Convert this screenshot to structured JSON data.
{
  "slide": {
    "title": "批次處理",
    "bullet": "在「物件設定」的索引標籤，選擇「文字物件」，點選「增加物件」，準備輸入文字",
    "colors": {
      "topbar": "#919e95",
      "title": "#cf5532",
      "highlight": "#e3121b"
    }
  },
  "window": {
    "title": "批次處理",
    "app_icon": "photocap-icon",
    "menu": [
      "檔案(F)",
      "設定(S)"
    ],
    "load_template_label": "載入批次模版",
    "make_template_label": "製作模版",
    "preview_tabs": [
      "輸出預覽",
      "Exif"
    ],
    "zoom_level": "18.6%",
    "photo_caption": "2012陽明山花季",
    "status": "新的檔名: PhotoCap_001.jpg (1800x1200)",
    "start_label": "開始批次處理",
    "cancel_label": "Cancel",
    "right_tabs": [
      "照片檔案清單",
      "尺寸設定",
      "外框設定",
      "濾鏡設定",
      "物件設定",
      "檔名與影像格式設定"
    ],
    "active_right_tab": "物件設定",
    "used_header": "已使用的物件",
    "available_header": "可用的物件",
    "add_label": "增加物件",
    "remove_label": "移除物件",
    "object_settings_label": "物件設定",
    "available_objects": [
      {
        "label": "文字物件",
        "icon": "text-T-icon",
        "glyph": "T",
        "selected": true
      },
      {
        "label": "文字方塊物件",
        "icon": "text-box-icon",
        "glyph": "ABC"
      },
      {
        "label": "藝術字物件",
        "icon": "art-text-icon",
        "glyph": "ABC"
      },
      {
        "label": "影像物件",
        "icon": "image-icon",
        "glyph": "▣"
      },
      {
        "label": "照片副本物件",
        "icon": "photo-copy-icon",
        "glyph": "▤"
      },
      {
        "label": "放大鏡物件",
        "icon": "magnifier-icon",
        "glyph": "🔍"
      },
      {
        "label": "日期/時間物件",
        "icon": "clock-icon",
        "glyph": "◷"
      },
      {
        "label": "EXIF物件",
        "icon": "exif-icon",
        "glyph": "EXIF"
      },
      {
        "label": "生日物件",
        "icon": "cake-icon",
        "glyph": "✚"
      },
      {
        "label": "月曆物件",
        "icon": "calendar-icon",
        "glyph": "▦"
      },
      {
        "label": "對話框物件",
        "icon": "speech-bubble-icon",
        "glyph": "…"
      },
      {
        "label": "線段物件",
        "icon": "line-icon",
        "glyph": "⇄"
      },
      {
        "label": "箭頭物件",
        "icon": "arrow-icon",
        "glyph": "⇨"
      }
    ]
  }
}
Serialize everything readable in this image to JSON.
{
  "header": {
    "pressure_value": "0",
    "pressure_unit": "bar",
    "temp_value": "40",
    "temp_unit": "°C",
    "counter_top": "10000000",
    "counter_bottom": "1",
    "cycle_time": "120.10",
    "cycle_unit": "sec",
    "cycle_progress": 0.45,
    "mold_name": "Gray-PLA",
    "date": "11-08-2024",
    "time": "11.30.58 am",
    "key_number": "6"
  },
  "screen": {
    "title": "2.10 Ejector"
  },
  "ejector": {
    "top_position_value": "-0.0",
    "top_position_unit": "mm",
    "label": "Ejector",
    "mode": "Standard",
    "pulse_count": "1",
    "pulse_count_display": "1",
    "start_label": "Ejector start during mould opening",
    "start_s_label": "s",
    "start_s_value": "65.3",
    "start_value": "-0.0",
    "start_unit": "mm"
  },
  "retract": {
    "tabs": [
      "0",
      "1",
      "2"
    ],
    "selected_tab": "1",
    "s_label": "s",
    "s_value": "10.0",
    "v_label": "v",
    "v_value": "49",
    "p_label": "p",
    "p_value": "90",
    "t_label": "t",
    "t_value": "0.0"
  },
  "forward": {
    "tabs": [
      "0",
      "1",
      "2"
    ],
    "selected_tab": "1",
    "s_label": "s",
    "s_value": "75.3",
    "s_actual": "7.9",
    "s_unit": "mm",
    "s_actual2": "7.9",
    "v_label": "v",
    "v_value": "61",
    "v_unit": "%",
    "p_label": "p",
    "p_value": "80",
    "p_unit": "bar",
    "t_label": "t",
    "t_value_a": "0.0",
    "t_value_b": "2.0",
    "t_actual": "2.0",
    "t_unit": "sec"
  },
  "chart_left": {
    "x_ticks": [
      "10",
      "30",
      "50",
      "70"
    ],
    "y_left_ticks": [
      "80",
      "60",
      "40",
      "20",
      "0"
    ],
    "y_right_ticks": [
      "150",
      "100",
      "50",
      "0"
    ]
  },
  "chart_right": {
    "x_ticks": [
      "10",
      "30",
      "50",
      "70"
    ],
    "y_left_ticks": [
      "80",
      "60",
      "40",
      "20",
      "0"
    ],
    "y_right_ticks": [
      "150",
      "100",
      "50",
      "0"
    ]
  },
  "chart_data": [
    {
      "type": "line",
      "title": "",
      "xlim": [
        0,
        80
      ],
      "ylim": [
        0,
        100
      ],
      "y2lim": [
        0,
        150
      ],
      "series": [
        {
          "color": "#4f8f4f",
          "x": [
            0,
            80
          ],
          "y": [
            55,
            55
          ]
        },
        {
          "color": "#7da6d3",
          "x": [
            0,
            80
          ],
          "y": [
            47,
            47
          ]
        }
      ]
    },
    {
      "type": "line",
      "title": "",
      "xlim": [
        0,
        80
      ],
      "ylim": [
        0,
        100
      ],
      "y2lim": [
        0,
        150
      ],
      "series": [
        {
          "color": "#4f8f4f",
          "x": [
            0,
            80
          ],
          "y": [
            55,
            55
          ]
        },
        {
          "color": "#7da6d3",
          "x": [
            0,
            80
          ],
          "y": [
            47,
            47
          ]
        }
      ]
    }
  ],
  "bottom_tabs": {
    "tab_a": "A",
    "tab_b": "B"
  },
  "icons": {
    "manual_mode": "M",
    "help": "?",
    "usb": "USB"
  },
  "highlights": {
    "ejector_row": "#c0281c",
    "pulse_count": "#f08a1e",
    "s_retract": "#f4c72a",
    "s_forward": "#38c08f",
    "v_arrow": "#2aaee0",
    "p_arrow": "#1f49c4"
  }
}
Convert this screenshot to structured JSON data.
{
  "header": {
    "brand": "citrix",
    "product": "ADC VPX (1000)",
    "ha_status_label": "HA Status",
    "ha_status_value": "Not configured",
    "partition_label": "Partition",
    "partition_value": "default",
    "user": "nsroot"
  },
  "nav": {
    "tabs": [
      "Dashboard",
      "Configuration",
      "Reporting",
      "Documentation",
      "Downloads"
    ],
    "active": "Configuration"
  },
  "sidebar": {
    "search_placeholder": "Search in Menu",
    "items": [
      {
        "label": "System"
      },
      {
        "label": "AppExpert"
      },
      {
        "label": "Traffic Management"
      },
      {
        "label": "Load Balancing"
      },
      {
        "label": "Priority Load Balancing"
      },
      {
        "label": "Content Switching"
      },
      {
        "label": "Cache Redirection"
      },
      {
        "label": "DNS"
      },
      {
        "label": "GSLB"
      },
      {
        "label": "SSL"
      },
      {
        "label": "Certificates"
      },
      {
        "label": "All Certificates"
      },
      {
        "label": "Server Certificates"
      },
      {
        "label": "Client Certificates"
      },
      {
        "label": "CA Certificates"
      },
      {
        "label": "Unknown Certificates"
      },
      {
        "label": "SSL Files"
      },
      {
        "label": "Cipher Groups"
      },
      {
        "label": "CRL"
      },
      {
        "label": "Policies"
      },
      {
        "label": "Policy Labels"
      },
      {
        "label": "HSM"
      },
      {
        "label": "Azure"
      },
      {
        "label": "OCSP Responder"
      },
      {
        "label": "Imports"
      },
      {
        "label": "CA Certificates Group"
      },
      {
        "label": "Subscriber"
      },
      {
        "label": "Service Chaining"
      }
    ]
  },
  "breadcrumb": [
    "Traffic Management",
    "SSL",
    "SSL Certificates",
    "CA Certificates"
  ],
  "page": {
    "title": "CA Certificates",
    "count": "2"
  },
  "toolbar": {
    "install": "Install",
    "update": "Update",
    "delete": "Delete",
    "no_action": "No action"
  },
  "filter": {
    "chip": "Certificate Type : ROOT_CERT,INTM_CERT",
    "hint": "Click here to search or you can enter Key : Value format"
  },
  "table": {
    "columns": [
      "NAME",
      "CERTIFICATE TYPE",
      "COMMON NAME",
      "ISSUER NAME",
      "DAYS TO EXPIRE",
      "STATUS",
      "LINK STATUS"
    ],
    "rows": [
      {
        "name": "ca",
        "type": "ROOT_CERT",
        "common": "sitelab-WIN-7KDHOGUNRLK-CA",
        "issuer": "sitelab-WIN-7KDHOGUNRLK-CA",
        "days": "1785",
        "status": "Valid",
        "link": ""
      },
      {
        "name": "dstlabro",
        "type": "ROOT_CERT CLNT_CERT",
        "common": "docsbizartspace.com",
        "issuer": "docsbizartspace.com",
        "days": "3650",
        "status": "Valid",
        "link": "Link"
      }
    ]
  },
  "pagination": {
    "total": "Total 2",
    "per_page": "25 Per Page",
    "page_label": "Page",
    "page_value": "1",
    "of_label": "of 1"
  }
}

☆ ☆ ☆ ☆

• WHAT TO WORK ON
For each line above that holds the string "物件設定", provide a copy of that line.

• REPLY TO THE TASK
    "bullet": "在「物件設定」的索引標籤，選擇「文字物件」，點選「增加物件」，準備輸入文字",
      "物件設定",
    "active_right_tab": "物件設定",
    "object_settings_label": "物件設定",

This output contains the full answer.